Your assignment: The records below are to be returned word for word, with pictures left out.

Extracted records:
== Segment start ==
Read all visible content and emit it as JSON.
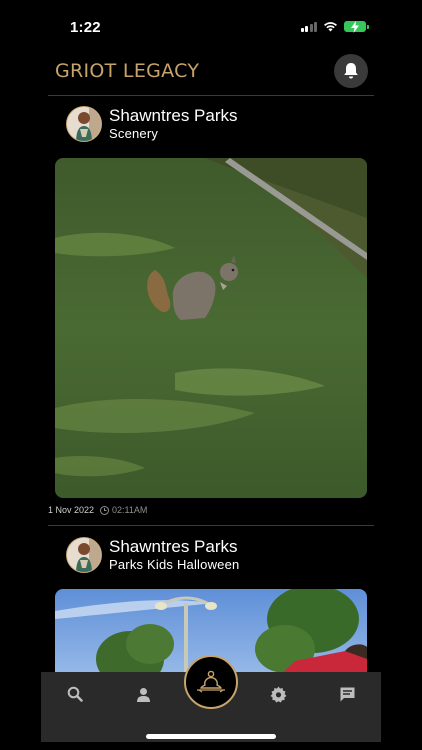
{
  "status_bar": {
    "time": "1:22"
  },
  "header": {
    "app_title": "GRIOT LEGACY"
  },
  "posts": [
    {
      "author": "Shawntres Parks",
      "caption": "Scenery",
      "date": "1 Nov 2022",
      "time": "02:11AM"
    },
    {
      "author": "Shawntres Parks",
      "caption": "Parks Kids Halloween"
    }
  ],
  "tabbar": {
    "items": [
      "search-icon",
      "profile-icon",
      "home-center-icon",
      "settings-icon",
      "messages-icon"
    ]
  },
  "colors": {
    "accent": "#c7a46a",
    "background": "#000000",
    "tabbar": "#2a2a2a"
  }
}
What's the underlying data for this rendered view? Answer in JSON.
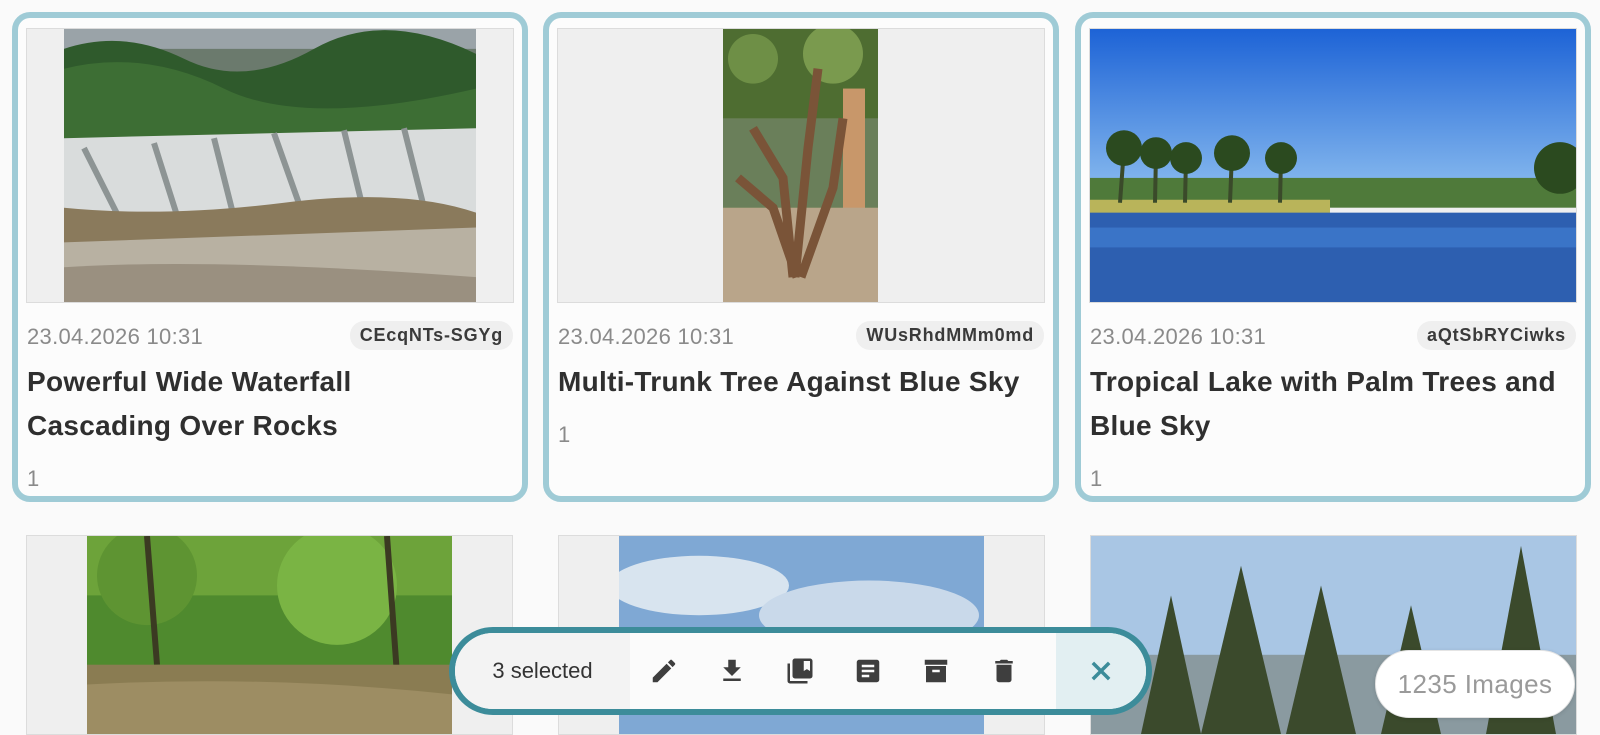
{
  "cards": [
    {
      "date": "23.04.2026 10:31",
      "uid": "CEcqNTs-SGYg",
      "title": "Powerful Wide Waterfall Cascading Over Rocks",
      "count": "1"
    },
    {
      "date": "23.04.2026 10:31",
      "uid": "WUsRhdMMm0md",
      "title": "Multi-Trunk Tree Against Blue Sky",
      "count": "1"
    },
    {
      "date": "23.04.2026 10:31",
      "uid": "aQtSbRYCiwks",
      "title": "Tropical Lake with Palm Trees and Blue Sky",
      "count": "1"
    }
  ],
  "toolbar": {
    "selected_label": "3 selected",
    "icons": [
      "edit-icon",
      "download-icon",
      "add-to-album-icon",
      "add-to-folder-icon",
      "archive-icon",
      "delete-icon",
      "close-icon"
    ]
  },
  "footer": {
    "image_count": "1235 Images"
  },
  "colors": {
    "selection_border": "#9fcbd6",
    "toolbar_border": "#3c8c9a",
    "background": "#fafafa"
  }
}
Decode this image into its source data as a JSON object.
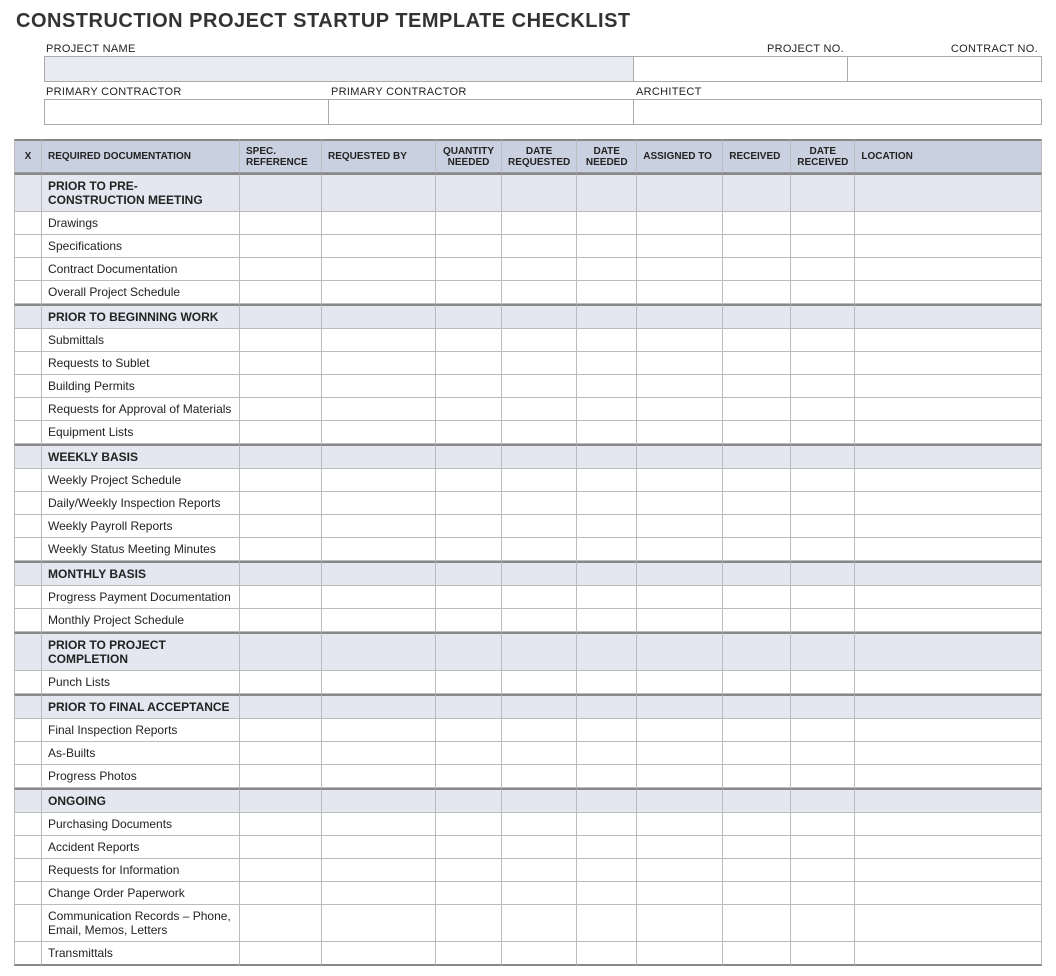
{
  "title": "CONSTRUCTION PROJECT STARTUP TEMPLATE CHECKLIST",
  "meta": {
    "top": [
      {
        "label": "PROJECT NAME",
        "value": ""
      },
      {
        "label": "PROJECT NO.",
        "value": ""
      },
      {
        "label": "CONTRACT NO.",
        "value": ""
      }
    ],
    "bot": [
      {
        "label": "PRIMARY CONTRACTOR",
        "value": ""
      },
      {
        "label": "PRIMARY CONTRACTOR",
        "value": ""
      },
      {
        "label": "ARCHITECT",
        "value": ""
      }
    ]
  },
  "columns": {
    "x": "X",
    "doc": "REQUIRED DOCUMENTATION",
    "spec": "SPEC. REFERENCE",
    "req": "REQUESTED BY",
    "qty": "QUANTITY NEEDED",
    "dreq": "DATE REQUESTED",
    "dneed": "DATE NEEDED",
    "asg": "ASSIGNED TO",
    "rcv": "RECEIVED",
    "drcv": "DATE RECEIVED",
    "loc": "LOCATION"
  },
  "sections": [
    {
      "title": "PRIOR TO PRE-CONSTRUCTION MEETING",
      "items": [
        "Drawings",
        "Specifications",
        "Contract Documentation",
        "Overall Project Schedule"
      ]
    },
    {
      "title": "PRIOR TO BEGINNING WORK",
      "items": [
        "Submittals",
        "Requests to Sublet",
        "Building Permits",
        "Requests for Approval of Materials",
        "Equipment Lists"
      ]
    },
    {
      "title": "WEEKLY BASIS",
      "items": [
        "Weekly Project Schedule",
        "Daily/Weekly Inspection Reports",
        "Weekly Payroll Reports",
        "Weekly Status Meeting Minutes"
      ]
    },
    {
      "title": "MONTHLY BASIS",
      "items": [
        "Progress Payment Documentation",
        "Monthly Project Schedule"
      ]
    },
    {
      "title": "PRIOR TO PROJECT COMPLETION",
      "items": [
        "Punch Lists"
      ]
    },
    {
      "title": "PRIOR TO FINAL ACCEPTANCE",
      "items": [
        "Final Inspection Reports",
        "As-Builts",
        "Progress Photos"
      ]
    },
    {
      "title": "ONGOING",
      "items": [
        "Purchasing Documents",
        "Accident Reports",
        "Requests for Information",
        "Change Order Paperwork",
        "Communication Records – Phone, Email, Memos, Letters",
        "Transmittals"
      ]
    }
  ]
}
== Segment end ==
Response to the task:
Read all visible content and emit it as JSON.
{
  "status_bar": {
    "time": "1:22"
  },
  "header": {
    "app_title": "GRIOT LEGACY"
  },
  "posts": [
    {
      "author": "Shawntres Parks",
      "caption": "Scenery",
      "date": "1 Nov 2022",
      "time": "02:11AM"
    },
    {
      "author": "Shawntres Parks",
      "caption": "Parks Kids Halloween"
    }
  ],
  "tabbar": {
    "items": [
      "search-icon",
      "profile-icon",
      "home-center-icon",
      "settings-icon",
      "messages-icon"
    ]
  },
  "colors": {
    "accent": "#c7a46a",
    "background": "#000000",
    "tabbar": "#2a2a2a"
  }
}
What's the underlying data for this rendered view? Answer in JSON.
{
  "cards": [
    {
      "date": "23.04.2026 10:31",
      "uid": "CEcqNTs-SGYg",
      "title": "Powerful Wide Waterfall Cascading Over Rocks",
      "count": "1"
    },
    {
      "date": "23.04.2026 10:31",
      "uid": "WUsRhdMMm0md",
      "title": "Multi-Trunk Tree Against Blue Sky",
      "count": "1"
    },
    {
      "date": "23.04.2026 10:31",
      "uid": "aQtSbRYCiwks",
      "title": "Tropical Lake with Palm Trees and Blue Sky",
      "count": "1"
    }
  ],
  "toolbar": {
    "selected_label": "3 selected",
    "icons": [
      "edit-icon",
      "download-icon",
      "add-to-album-icon",
      "add-to-folder-icon",
      "archive-icon",
      "delete-icon",
      "close-icon"
    ]
  },
  "footer": {
    "image_count": "1235 Images"
  },
  "colors": {
    "selection_border": "#9fcbd6",
    "toolbar_border": "#3c8c9a",
    "background": "#fafafa"
  }
}
Decode this image into its source data as a JSON object.
{
  "title": "CONSTRUCTION PROJECT STARTUP TEMPLATE CHECKLIST",
  "meta": {
    "top": [
      {
        "label": "PROJECT NAME",
        "value": ""
      },
      {
        "label": "PROJECT NO.",
        "value": ""
      },
      {
        "label": "CONTRACT NO.",
        "value": ""
      }
    ],
    "bot": [
      {
        "label": "PRIMARY CONTRACTOR",
        "value": ""
      },
      {
        "label": "PRIMARY CONTRACTOR",
        "value": ""
      },
      {
        "label": "ARCHITECT",
        "value": ""
      }
    ]
  },
  "columns": {
    "x": "X",
    "doc": "REQUIRED DOCUMENTATION",
    "spec": "SPEC. REFERENCE",
    "req": "REQUESTED BY",
    "qty": "QUANTITY NEEDED",
    "dreq": "DATE REQUESTED",
    "dneed": "DATE NEEDED",
    "asg": "ASSIGNED TO",
    "rcv": "RECEIVED",
    "drcv": "DATE RECEIVED",
    "loc": "LOCATION"
  },
  "sections": [
    {
      "title": "PRIOR TO PRE-CONSTRUCTION MEETING",
      "items": [
        "Drawings",
        "Specifications",
        "Contract Documentation",
        "Overall Project Schedule"
      ]
    },
    {
      "title": "PRIOR TO BEGINNING WORK",
      "items": [
        "Submittals",
        "Requests to Sublet",
        "Building Permits",
        "Requests for Approval of Materials",
        "Equipment Lists"
      ]
    },
    {
      "title": "WEEKLY BASIS",
      "items": [
        "Weekly Project Schedule",
        "Daily/Weekly Inspection Reports",
        "Weekly Payroll Reports",
        "Weekly Status Meeting Minutes"
      ]
    },
    {
      "title": "MONTHLY BASIS",
      "items": [
        "Progress Payment Documentation",
        "Monthly Project Schedule"
      ]
    },
    {
      "title": "PRIOR TO PROJECT COMPLETION",
      "items": [
        "Punch Lists"
      ]
    },
    {
      "title": "PRIOR TO FINAL ACCEPTANCE",
      "items": [
        "Final Inspection Reports",
        "As-Builts",
        "Progress Photos"
      ]
    },
    {
      "title": "ONGOING",
      "items": [
        "Purchasing Documents",
        "Accident Reports",
        "Requests for Information",
        "Change Order Paperwork",
        "Communication Records – Phone, Email, Memos, Letters",
        "Transmittals"
      ]
    }
  ]
}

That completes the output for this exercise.